*** Exercise material ***

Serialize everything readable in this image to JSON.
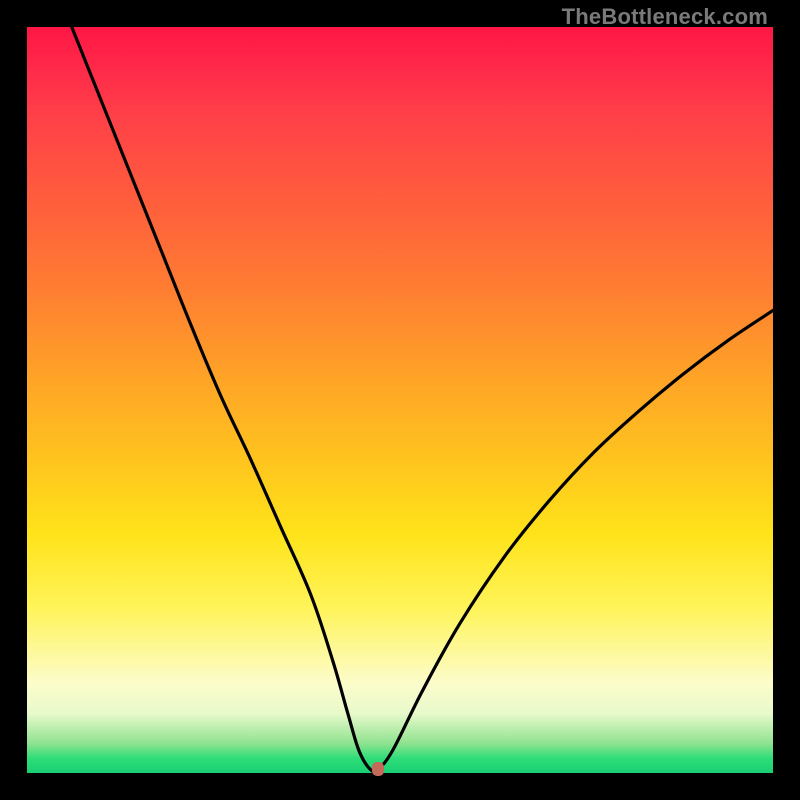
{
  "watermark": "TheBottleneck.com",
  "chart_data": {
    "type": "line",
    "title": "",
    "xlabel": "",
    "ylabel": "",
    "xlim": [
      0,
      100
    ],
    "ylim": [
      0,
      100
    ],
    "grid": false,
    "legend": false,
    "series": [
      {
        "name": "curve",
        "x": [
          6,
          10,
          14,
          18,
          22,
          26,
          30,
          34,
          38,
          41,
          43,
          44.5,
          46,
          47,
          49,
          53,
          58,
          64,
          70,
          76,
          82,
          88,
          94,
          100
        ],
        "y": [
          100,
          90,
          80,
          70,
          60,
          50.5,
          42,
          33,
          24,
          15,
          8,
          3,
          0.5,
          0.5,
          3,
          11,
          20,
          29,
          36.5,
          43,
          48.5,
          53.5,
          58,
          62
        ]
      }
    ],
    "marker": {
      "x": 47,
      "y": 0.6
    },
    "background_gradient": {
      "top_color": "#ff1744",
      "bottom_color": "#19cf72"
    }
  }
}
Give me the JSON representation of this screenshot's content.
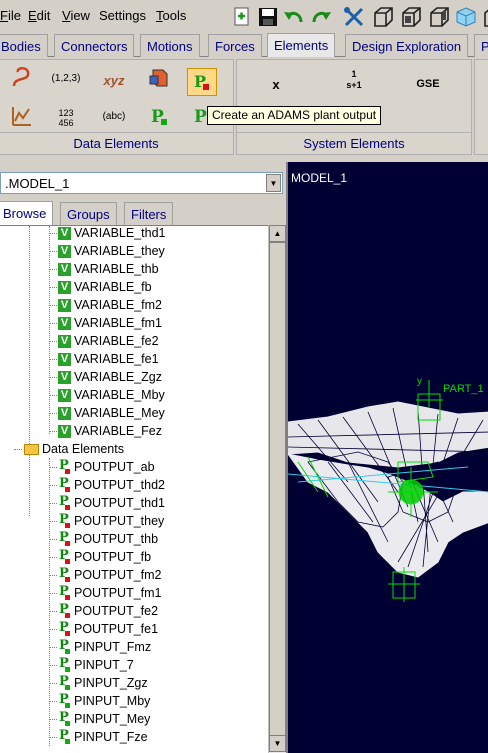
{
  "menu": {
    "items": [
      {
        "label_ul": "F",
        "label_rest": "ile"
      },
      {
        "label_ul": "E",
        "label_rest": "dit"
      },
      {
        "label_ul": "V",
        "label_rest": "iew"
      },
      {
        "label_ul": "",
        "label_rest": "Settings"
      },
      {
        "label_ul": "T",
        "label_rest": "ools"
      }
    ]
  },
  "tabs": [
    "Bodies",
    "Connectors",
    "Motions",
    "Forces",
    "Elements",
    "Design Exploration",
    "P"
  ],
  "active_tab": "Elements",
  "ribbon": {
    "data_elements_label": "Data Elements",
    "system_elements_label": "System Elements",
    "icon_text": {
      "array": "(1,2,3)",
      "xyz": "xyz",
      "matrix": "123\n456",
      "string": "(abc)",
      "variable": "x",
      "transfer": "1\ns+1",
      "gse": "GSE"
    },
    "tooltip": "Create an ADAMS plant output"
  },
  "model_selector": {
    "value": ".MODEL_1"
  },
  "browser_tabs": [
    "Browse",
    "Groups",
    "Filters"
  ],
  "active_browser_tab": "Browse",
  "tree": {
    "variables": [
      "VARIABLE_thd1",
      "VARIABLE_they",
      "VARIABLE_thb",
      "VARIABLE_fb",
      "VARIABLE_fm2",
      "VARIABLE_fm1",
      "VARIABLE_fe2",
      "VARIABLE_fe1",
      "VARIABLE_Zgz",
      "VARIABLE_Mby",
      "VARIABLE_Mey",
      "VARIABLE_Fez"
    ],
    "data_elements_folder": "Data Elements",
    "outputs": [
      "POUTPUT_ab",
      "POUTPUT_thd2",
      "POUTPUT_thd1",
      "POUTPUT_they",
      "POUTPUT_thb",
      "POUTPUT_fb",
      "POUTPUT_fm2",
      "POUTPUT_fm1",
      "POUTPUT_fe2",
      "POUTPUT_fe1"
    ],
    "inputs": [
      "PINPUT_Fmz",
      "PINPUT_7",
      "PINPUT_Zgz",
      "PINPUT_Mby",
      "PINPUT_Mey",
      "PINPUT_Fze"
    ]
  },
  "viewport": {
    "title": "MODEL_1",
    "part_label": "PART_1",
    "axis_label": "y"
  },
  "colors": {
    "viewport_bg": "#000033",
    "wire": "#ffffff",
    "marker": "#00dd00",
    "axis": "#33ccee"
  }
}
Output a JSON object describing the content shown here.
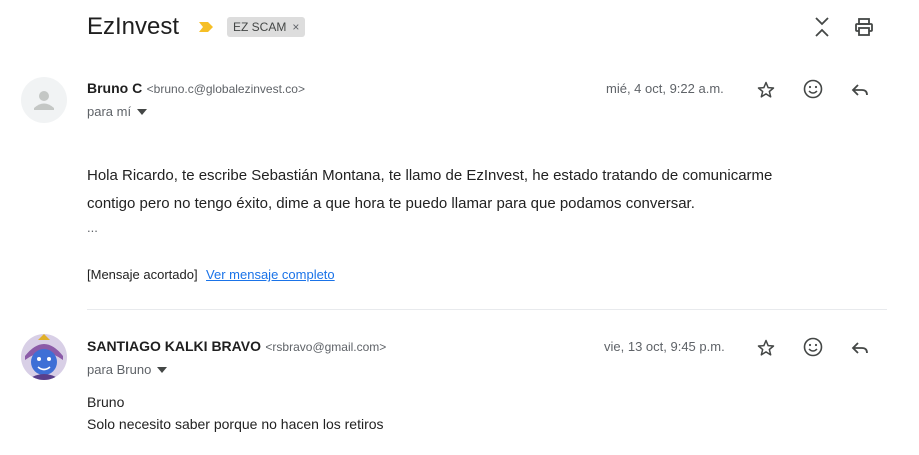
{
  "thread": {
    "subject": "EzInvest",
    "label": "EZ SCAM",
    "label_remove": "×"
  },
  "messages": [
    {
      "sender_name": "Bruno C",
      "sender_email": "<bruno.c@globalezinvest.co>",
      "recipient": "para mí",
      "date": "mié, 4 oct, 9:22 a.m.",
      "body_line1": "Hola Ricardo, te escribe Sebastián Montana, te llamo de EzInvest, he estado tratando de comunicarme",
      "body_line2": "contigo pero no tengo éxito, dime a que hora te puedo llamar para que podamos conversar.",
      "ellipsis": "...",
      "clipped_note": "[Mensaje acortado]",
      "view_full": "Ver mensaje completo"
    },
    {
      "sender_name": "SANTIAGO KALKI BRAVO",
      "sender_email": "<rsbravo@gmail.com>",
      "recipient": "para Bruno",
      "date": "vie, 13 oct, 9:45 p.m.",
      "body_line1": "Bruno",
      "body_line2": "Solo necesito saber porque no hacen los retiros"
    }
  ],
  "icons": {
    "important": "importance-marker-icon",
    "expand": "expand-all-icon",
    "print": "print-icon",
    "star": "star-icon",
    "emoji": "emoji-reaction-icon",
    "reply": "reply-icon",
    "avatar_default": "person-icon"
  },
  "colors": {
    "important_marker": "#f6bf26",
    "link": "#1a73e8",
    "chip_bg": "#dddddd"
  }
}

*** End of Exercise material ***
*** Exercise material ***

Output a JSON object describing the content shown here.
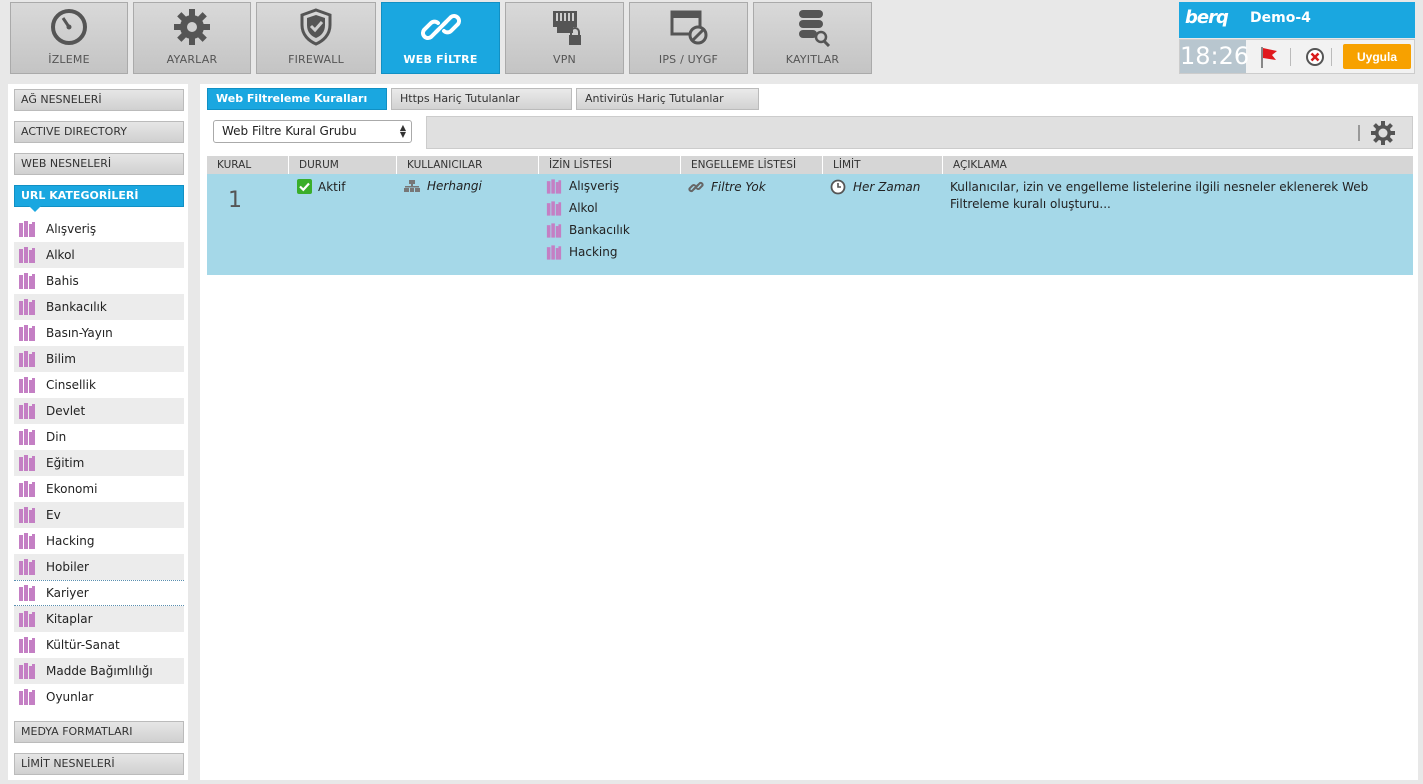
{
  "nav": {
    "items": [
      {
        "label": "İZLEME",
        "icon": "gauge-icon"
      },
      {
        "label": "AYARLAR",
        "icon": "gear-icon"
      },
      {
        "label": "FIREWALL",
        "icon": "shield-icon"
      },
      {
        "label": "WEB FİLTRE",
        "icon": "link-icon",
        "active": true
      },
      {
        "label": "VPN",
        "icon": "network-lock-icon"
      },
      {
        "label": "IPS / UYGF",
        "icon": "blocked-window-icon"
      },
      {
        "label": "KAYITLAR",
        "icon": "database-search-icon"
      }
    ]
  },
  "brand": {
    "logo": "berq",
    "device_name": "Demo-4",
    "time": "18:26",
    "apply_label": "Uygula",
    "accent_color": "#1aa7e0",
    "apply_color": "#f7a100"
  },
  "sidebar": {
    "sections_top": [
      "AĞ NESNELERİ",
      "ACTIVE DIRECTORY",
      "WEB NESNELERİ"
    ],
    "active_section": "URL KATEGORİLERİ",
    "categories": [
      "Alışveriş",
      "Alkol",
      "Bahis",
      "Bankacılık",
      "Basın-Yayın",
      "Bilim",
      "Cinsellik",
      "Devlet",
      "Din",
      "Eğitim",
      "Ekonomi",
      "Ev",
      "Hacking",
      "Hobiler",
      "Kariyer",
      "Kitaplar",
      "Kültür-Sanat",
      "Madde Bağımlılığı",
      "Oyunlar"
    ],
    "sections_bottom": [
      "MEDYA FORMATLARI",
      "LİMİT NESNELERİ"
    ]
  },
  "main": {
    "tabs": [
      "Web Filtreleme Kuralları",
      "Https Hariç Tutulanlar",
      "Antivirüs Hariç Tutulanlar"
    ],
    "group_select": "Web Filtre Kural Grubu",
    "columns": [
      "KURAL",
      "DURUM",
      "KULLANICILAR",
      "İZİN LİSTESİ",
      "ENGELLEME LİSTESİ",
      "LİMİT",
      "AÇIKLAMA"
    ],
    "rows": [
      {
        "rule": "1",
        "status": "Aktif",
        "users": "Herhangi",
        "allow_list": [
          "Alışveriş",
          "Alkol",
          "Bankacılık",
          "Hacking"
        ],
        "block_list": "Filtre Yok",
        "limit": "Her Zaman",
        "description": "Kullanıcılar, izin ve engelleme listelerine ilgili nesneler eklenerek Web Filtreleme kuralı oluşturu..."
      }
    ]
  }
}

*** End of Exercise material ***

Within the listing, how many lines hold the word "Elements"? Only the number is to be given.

5